Just like you might need workplace accommodations for a physical condition (like a stool if you can’t stand for long periods or screen reading software if you’re visually impaired), you might also need accommodations for a mental health condition.
The Americans with Disabilities Act (ADA) is a federal law that requires employers to work with employees with both mental and physical disabilities to provide “reasonable accommodations” to help you perform the essential functions of your position—which could be anything from an altered work schedule, to specific steps to reduce distractions and stress, to time off for treatment, to even changing the way you’re given feedback. If you’re not sure what would help you, the Job Accommodation Network is an excellent source of specific accommodations to consider for a wide range of conditions.
You can kick off that process by letting your HR department know that you’re making an official request for accommodation under the ADA. They might ask you to put the request in writing or have your doctor complete paperwork, but neither you nor your doctor should need to disclose your specific diagnosis in doing this. From there, your employer is required to enter into an interactive process with you to determine what accommodations will work. They’re allowed to suggest a different accommodation than the one you requested, but if their suggestion won’t work you’re allowed to explain that and ask for something else.
One big caveat: While some state laws provide additional protections, the ADA itself only covers employers with 15 or more employees and your condition must “substantially limit one or more major life activities,” which include interacting with others, communicating, eating, sleeping, caring for yourself, and regulating your thoughts. The law doesn’t list specific conditions it covers, but depression, PTSD, anxiety, and other common mental health disorders frequently do meet its bar.
What if I’m getting into trouble for my work performance and the reason is related to mental health?

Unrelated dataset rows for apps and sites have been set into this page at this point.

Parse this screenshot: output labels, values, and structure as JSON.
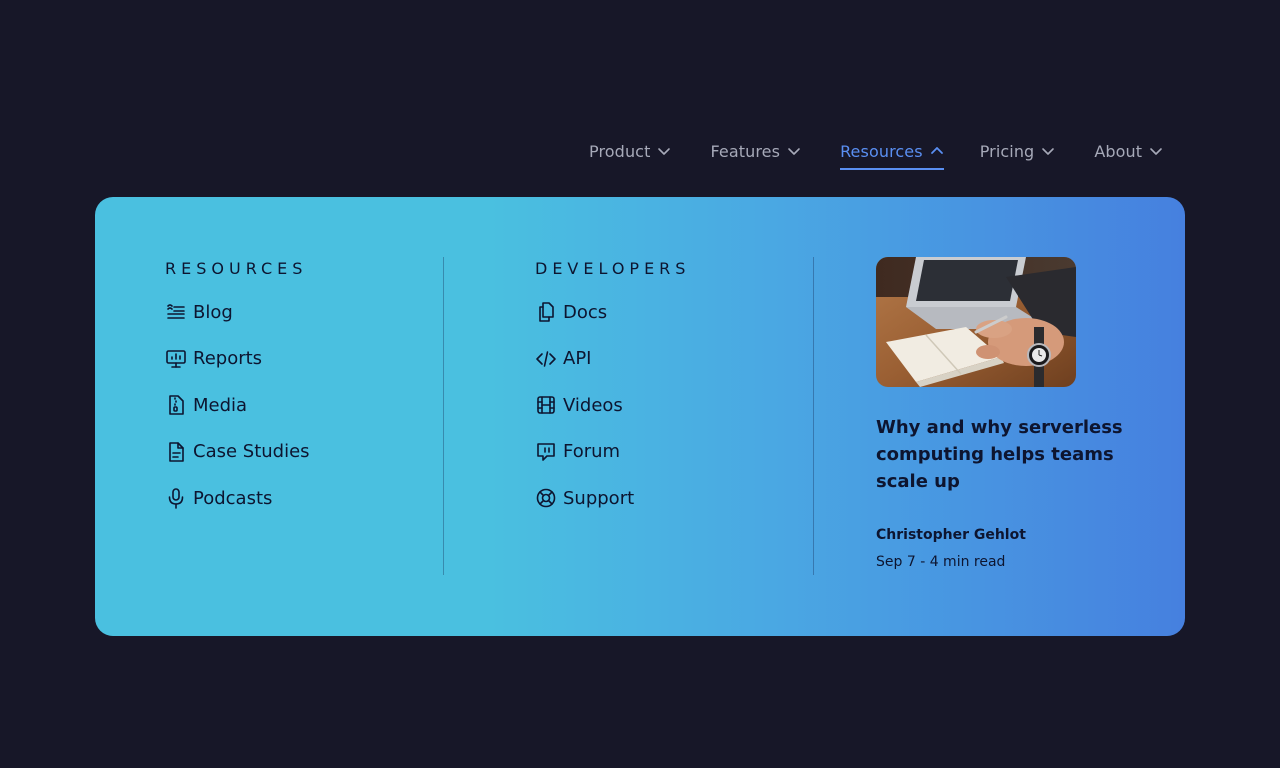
{
  "nav": {
    "items": [
      {
        "label": "Product",
        "state": "collapsed"
      },
      {
        "label": "Features",
        "state": "collapsed"
      },
      {
        "label": "Resources",
        "state": "expanded"
      },
      {
        "label": "Pricing",
        "state": "collapsed"
      },
      {
        "label": "About",
        "state": "collapsed"
      }
    ],
    "active_color": "#5a8ff2",
    "inactive_color": "#a6a9b8"
  },
  "menu": {
    "resources": {
      "heading": "RESOURCES",
      "links": [
        {
          "label": "Blog",
          "icon": "blog-icon"
        },
        {
          "label": "Reports",
          "icon": "presentation-chart-icon"
        },
        {
          "label": "Media",
          "icon": "zip-file-icon"
        },
        {
          "label": "Case Studies",
          "icon": "document-icon"
        },
        {
          "label": "Podcasts",
          "icon": "microphone-icon"
        }
      ]
    },
    "developers": {
      "heading": "DEVELOPERS",
      "links": [
        {
          "label": "Docs",
          "icon": "copy-documents-icon"
        },
        {
          "label": "API",
          "icon": "code-icon"
        },
        {
          "label": "Videos",
          "icon": "film-icon"
        },
        {
          "label": "Forum",
          "icon": "chat-bubble-icon"
        },
        {
          "label": "Support",
          "icon": "lifebuoy-icon"
        }
      ]
    },
    "featured": {
      "image": "laptop-notebook-photo",
      "title": "Why and why serverless computing helps teams scale up",
      "author": "Christopher Gehlot",
      "meta": "Sep 7 - 4 min read"
    },
    "panel_gradient": [
      "#4ac0e0",
      "#4aa8e3",
      "#4680df"
    ]
  },
  "background_color": "#171728"
}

If your mental health is causing you to fall behind on projects or struggle to produce the quality of work your boss expects, in some cases it can make sense to let your boss know what’s happening. Crucially, though, this should be accompanied by an explanation that you’re actively working on it—that you’re seeking help in therapy, from medication, or so forth. You don’t need to—and shouldn’t—go into the details, but an acknowledgement that (a) you see it’s a problem, and (b) you’re working on solutions can reassure your boss that you’re on it. Having that conversation can get you more of a grace period to work on the issues than you might get if your boss didn’t have that context.

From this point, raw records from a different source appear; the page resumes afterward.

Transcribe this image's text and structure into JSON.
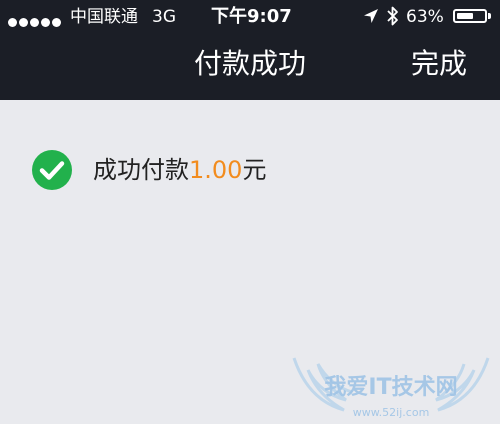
{
  "status_bar": {
    "carrier": "中国联通",
    "network": "3G",
    "time": "下午9:07",
    "battery_percent": "63%",
    "battery_level": 0.63
  },
  "nav": {
    "title": "付款成功",
    "done_label": "完成"
  },
  "content": {
    "success_prefix": "成功付款",
    "amount": "1.00",
    "currency": "元"
  },
  "watermark": {
    "text": "我爱IT技术网",
    "url": "www.52ij.com"
  },
  "colors": {
    "nav_background": "#1b1e26",
    "page_background": "#e9eaee",
    "success_green": "#22b14c",
    "amount_orange": "#f28c1e"
  },
  "icons": [
    "signal-dot-icon",
    "location-arrow-icon",
    "bluetooth-icon",
    "battery-icon",
    "check-circle-icon"
  ]
}
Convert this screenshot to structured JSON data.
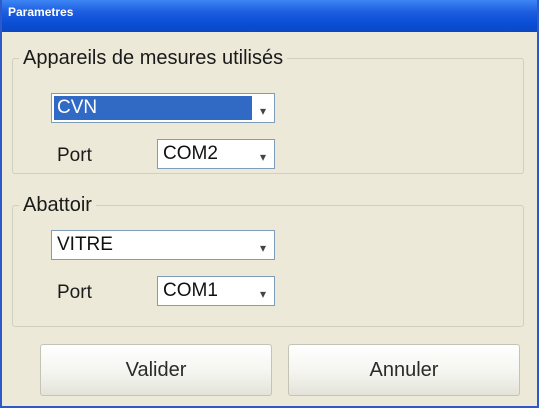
{
  "window": {
    "title": "Parametres"
  },
  "groups": {
    "devices": {
      "legend": "Appareils de mesures utilisés",
      "device_value": "CVN",
      "port_label": "Port",
      "port_value": "COM2"
    },
    "slaughterhouse": {
      "legend": "Abattoir",
      "value": "VITRE",
      "port_label": "Port",
      "port_value": "COM1"
    }
  },
  "buttons": {
    "validate_label": "Valider",
    "cancel_label": "Annuler"
  },
  "colors": {
    "titlebar": "#0b4fd6",
    "selection": "#316ac5",
    "dialog_background": "#ece9d8"
  },
  "icons": {
    "dropdown": "chevron-down-icon"
  }
}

Caveat: There’s a risk to doing this, particularly if your boss isn’t terribly empathetic about mental health issues. But there’s a risk to not doing it too, particularly if you’re not going to be able to solve the work problems overnight.

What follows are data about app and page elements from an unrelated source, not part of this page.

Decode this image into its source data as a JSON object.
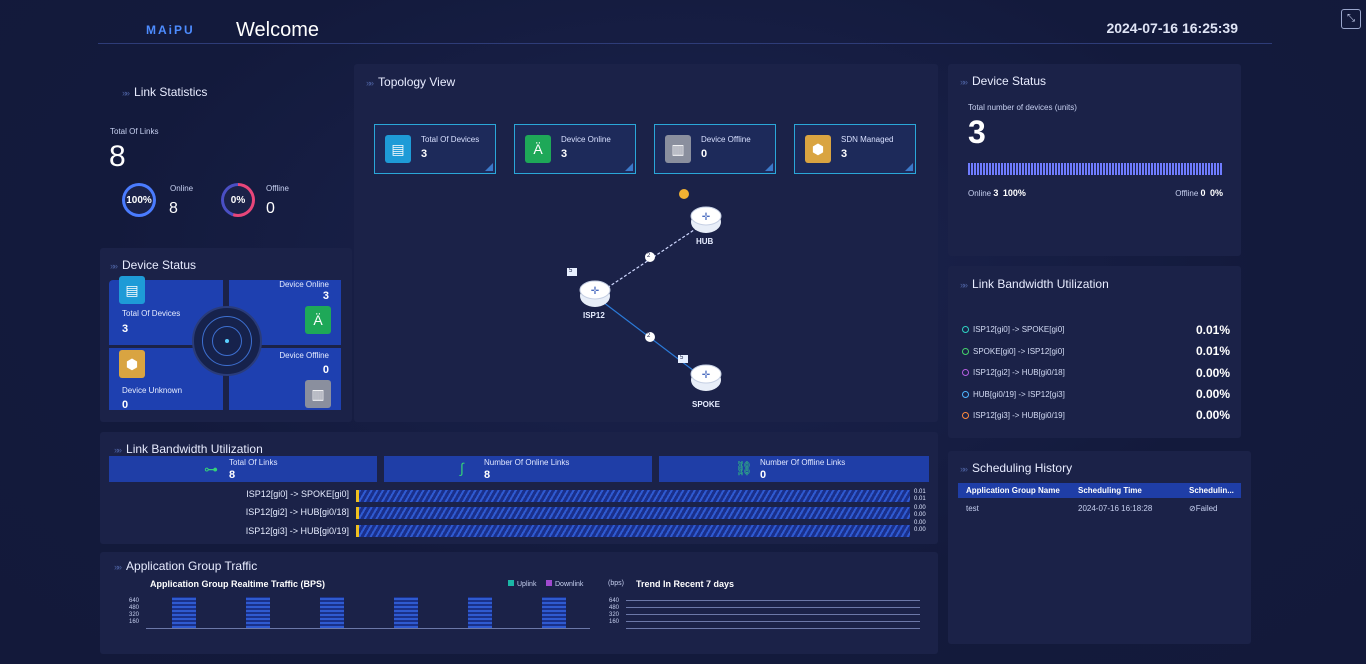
{
  "header": {
    "logo": "MAiPU",
    "title": "Welcome",
    "datetime": "2024-07-16 16:25:39"
  },
  "link_statistics": {
    "title": "Link Statistics",
    "total_label": "Total Of Links",
    "total_value": "8",
    "online_label": "Online",
    "online_pct": "100%",
    "online_value": "8",
    "offline_label": "Offline",
    "offline_pct": "0%",
    "offline_value": "0",
    "colors": {
      "online_ring": "#4a7cff",
      "offline_ring": "#e8467a"
    }
  },
  "device_status_left": {
    "title": "Device Status",
    "total_label": "Total Of Devices",
    "total_value": "3",
    "online_label": "Device Online",
    "online_value": "3",
    "unknown_label": "Device Unknown",
    "unknown_value": "0",
    "offline_label": "Device Offline",
    "offline_value": "0"
  },
  "topology": {
    "title": "Topology View",
    "cards": [
      {
        "label": "Total Of Devices",
        "value": "3",
        "icon": "server-icon",
        "color": "#1e9bd7"
      },
      {
        "label": "Device Online",
        "value": "3",
        "icon": "antenna-icon",
        "color": "#1ea858"
      },
      {
        "label": "Device Offline",
        "value": "0",
        "icon": "router-offline-icon",
        "color": "#8a8f9e"
      },
      {
        "label": "SDN Managed",
        "value": "3",
        "icon": "cube-icon",
        "color": "#d9a441"
      }
    ],
    "nodes": {
      "hub": "HUB",
      "isp": "ISP12",
      "spoke": "SPOKE"
    },
    "link_labels": {
      "hub_link": "2",
      "spoke_link": "2"
    },
    "badges": {
      "isp": "5",
      "spoke": "5"
    }
  },
  "device_status_right": {
    "title": "Device Status",
    "subtitle": "Total number of devices (units)",
    "total": "3",
    "online_label": "Online",
    "online_count": "3",
    "online_pct": "100%",
    "offline_label": "Offline",
    "offline_count": "0",
    "offline_pct": "0%",
    "online_fraction": 1.0
  },
  "link_bw_right": {
    "title": "Link Bandwidth Utilization",
    "rows": [
      {
        "label": "ISP12[gi0] -> SPOKE[gi0]",
        "pct": "0.01%",
        "color": "#2ed3c2"
      },
      {
        "label": "SPOKE[gi0] -> ISP12[gi0]",
        "pct": "0.01%",
        "color": "#45d36b"
      },
      {
        "label": "ISP12[gi2] -> HUB[gi0/18]",
        "pct": "0.00%",
        "color": "#b55ee0"
      },
      {
        "label": "HUB[gi0/19] -> ISP12[gi3]",
        "pct": "0.00%",
        "color": "#4fb6ff"
      },
      {
        "label": "ISP12[gi3] -> HUB[gi0/19]",
        "pct": "0.00%",
        "color": "#ff8a3c"
      }
    ]
  },
  "link_bw_bottom": {
    "title": "Link Bandwidth Utilization",
    "total_label": "Total Of Links",
    "total_value": "8",
    "online_label": "Number Of Online Links",
    "online_value": "8",
    "offline_label": "Number Of Offline Links",
    "offline_value": "0",
    "rows": [
      {
        "label": "ISP12[gi0] -> SPOKE[gi0]",
        "values": [
          "0.01",
          "0.01"
        ]
      },
      {
        "label": "ISP12[gi2] -> HUB[gi0/18]",
        "values": [
          "0.00",
          "0.00"
        ]
      },
      {
        "label": "ISP12[gi3] -> HUB[gi0/19]",
        "values": [
          "0.00",
          "0.00"
        ]
      }
    ]
  },
  "scheduling": {
    "title": "Scheduling History",
    "columns": [
      "Application Group Name",
      "Scheduling Time",
      "Schedulin..."
    ],
    "rows": [
      {
        "name": "test",
        "time": "2024-07-16 16:18:28",
        "status": "Failed"
      }
    ]
  },
  "app_traffic": {
    "title": "Application Group Traffic",
    "realtime_title": "Application Group Realtime Traffic (BPS)",
    "legend_uplink": "Uplink",
    "legend_downlink": "Downlink",
    "unit": "(bps)",
    "trend_title": "Trend In Recent 7 days",
    "yticks": [
      "640",
      "480",
      "320",
      "160"
    ],
    "colors": {
      "uplink": "#1bb7a6",
      "downlink": "#a04ad0"
    }
  }
}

What if I think I’m being discriminated against because of my mental health?
The ADA also makes it illegal for your employer to discriminate against you because you have a mental health condition. That means they can’t fire you, change the types of projects they give you, or otherwise deny you professional advancement simply because of your mental health. They can only take action based on your mental health if you’re truly unable to perform those essential functions, even with reasonable accommodations.
Of course, that doesn’t mean that illegal discrimination doesn’t happen. If you think you’re being discriminated against, you can file an official complaint with your company’s HR department (make sure you put it in writing and use the words “official complaint of discrimination under the Americans with Disabilities Act”). You can also consult with a lawyer about your options. That doesn’t mean going straight to a lawsuit; while sometimes that ends up being necessary, often a lawyer will be able to negotiate with your company on your behalf, or even guide you on how to navigate the situation yourself from behind the scenes.